The call of the quetzal is a low double note, sounding like wahco, wahco and a whistled whee-ooh. Everybody had long since learned to remain absolutely silent and motionless when Victor worked the parabolic microphone or turned on the tape recorder. Now, simultaneously with the recorded quetzal call, a guan began calling, but Victor, close to the tape recorder, did not hear it. It was a dull grunting sound, so porcine that the first reaction was, what are pigs doing up here? At first there was no bill-clacking or mooing, just a low steady repetition of the snorting grunt that pigs make while feeding.
Victor, preoccupied with the quetzal tape, still had not heard the guan, and an awful fear gripped those who had. They could not call out to him, and they were afraid that if they moved, they might frighten the bird away. But Allison, closest to him, whispered urgently, "There's the guan!"
"I shut off the tape recorder," Victor said later in his report, "in order to hear what she was saying. And then I heard the bill-clacking. I walked along the ridge, and there it was. It was just standing there! Just after spotting it, I had this terrible conflict. I just wanted to soak it up, but at the same time I wanted to make sure everyone saw it, but I didn't want to take my eyes off it. The others came along quickly, and we watched it for 10 minutes. Then it began walking back and forth on the branch, clacking its bill for a minute or two, looking around, getting more agitated. It jumped up to another branch, and when it did it went ohh—waugh!, its most agitated call.
"We were watching it hopping around. Then some tree growths got in the way, and we couldn't see it. I thought we might go down the slope to the base of the tree, where our nearness might disturb it and start the bill-clacking again so we could locate it. But it just vanished. The same thing happened to Alexander Skutch; he described that mysterious disappearance in a German ornithological publication, Grzimeks Tierleben."
Nobody saw the horned guan again. No one got a picture of it. There were new tape recordings now of its wilderness call, but that was all. Back in civilization Plimpton managed to locate Harrison. He was pleased to have his money and belongings returned, and interested to learn where his pack had ended up.
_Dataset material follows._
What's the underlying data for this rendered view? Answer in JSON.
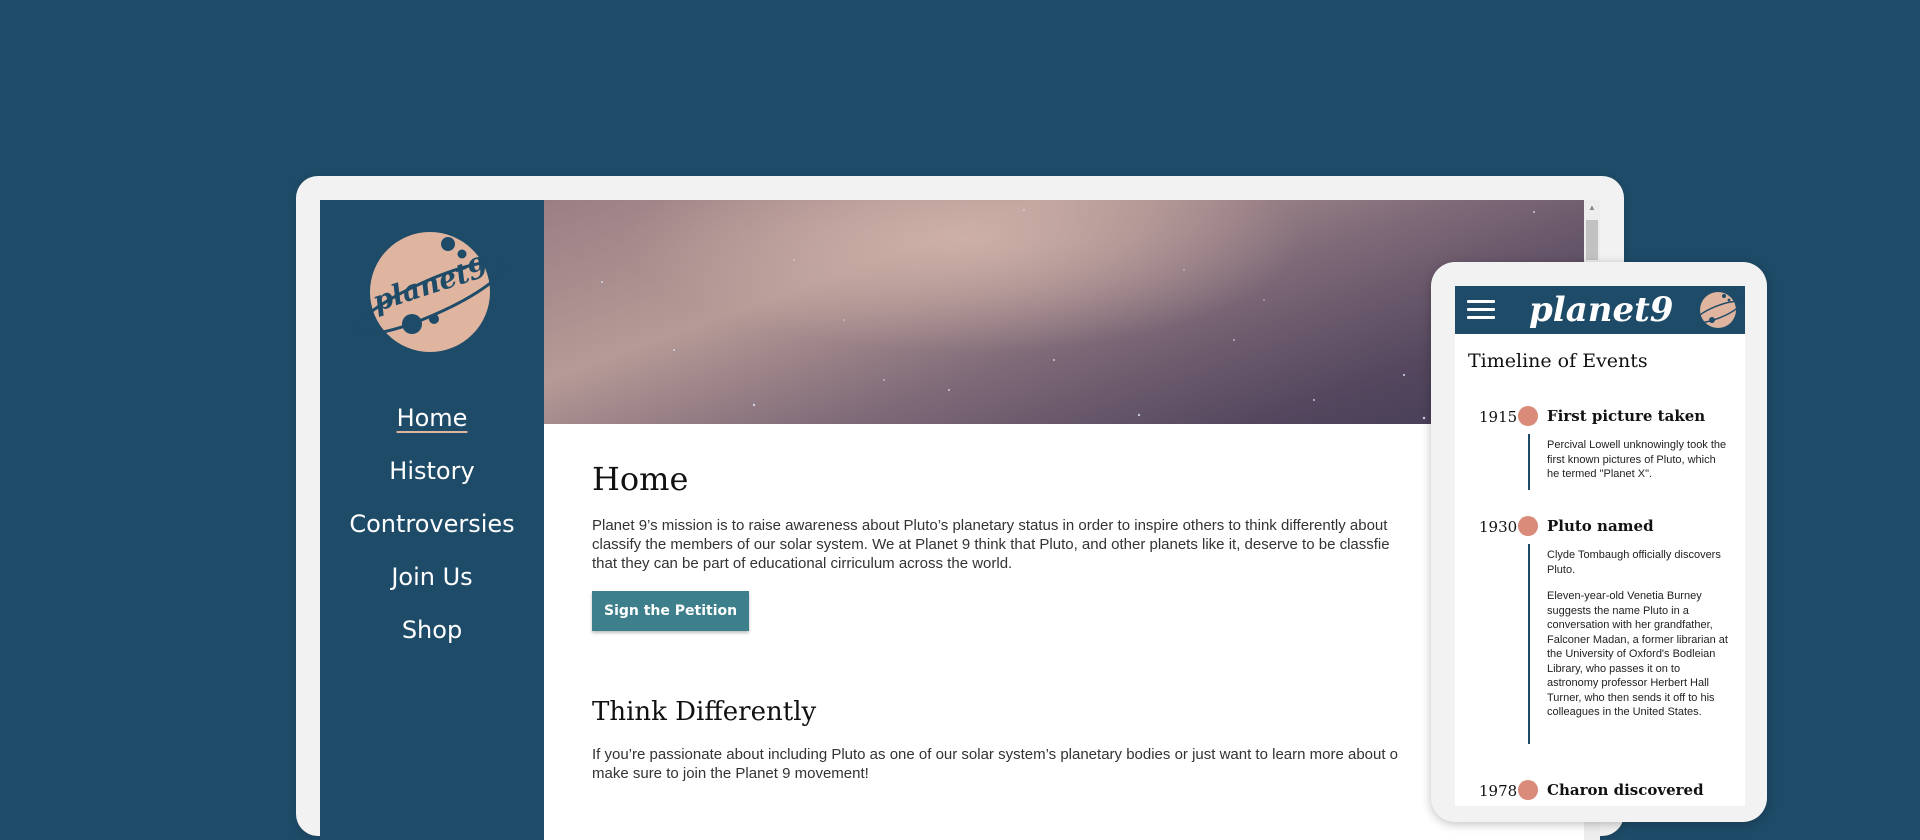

There was no question in Victor Emanuel's mind but that the El Triunfo trip had been a glorious success. We had set out to find the horned guan, and we had found it. For less dedicated searchers the results were not so clear-cut. "We find there what we seek," Skutch wrote in A Last Home of Mystery. "But in spite of beauty, tranquillity and endless variety, the forest at last becomes oppressive.... We lose our proud pose as the lords of creation and come at last to feel what we actually are, small, bewildered creatures wandering timidly amid forces immeasurably more powerful and enduring than ourselves."